“Those silenced by society often have the most important stories to tell.”

Ron’s son with ME/CFS, Whitney, is unable to eat unless he’s attached to a feeding tube. And for years he was unable to communicate much at all, until one day his parents discovered that the drug Ativan calmed his nervous system enough for him to communicate with his hands and facial gestures, at least for a few hours every month. When I set out to write this book about Whitney, he chose to spend some of the few precious hours available to him to tell me his story.

Listening is an underrated skill. For me, it means discovering hidden stories, particularly from those on the outskirts of society—those stigmatized by contested diseases, disabilities, or prejudice. Those silenced by society often have the most important stories to tell.

4. Find light in the darkness.

I learned from Whitney how he spent many hours each day, staring out sliding glass doors into his home’s backyard in Palo Alto. From his bed, he would gaze out at the African daisies and delphiniums. He told me about his past travels, his studies into Buddhism, and his activism. The story that really struck me was about a nest of wasps that had found their way into his bedroom closet. Ever so slowly, Whitney used his forefinger to tiptoe across his sunken bare chest, showing how he would lie still and watch as several of the wasps crawled across him. And he smiled—it amused him so much.

“By helping others, you often help yourself.”

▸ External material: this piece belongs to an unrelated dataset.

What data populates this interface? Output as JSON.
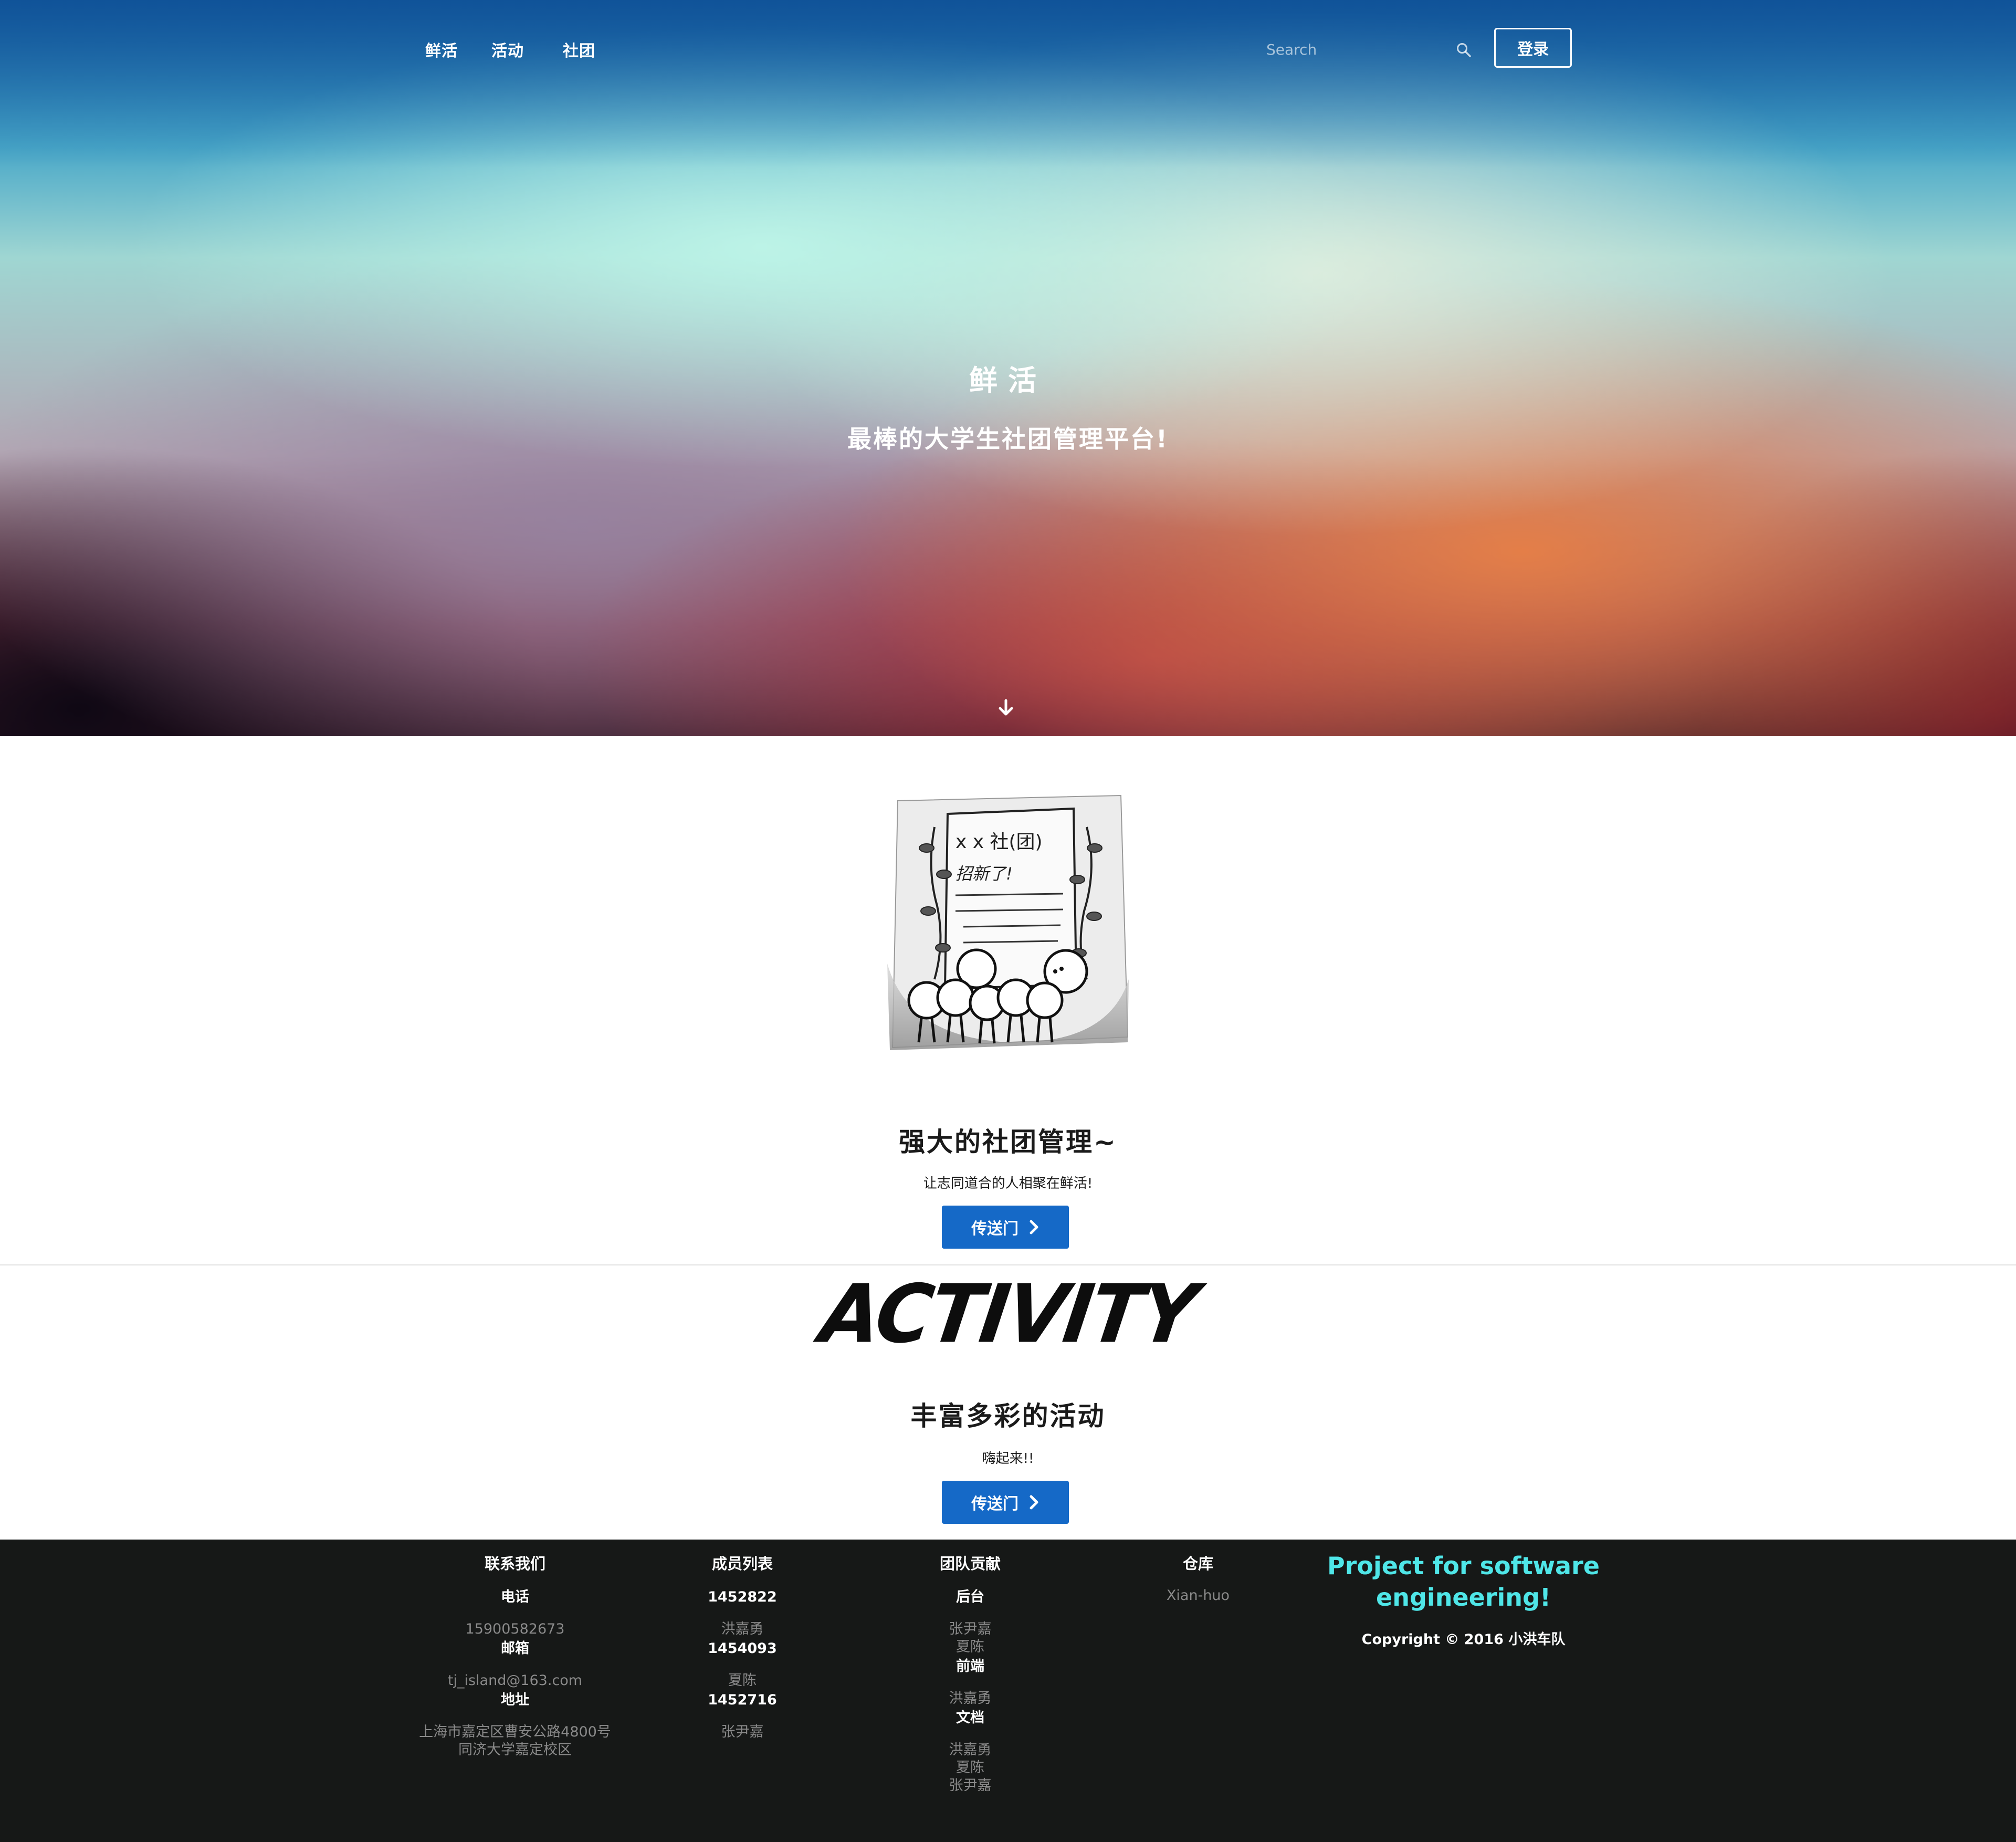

In part, it is Whitney’s Buddhist beliefs that helped him find beauty in the darkest of places. It’s a skill that many of us have attempted to use to help survive the darkness of 2020, isolated at home with our fears about the future. Many of us, for example, have become obsessed with things like birds. Searching for beauty in pain is the lifeblood of so many musicians and artists, and for Whitney, his very survival depends on this crucial skill.

5. Grief is painful, but love is powerful.

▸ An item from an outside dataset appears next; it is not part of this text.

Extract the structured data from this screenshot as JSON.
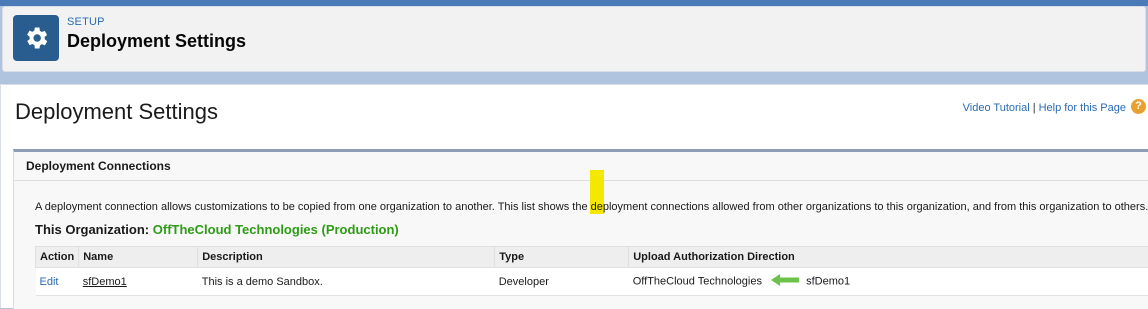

When I was writing this book, I talked to a neighbor who was a therapist; it was her job to listen and offer help to those who are grieving. She commented on how far too often, she sees people run away from grief, abandoning loved ones, turning away from the pain because it’s simply too much to bear. But Whitney’s family chose to stand by their son, and do anything they could to help not only him, but also others like him. We worked together to help change the scientific community’s awareness of the disease, and to raise money for research. This process helped give them the strength to bear the daily suffering that they see Whitney going through. Indeed, by helping others, you often help yourself.

For more Book Bites, download the Next Big Idea App today:

the Next Big Idea App

app-store play-market

Also in Magazine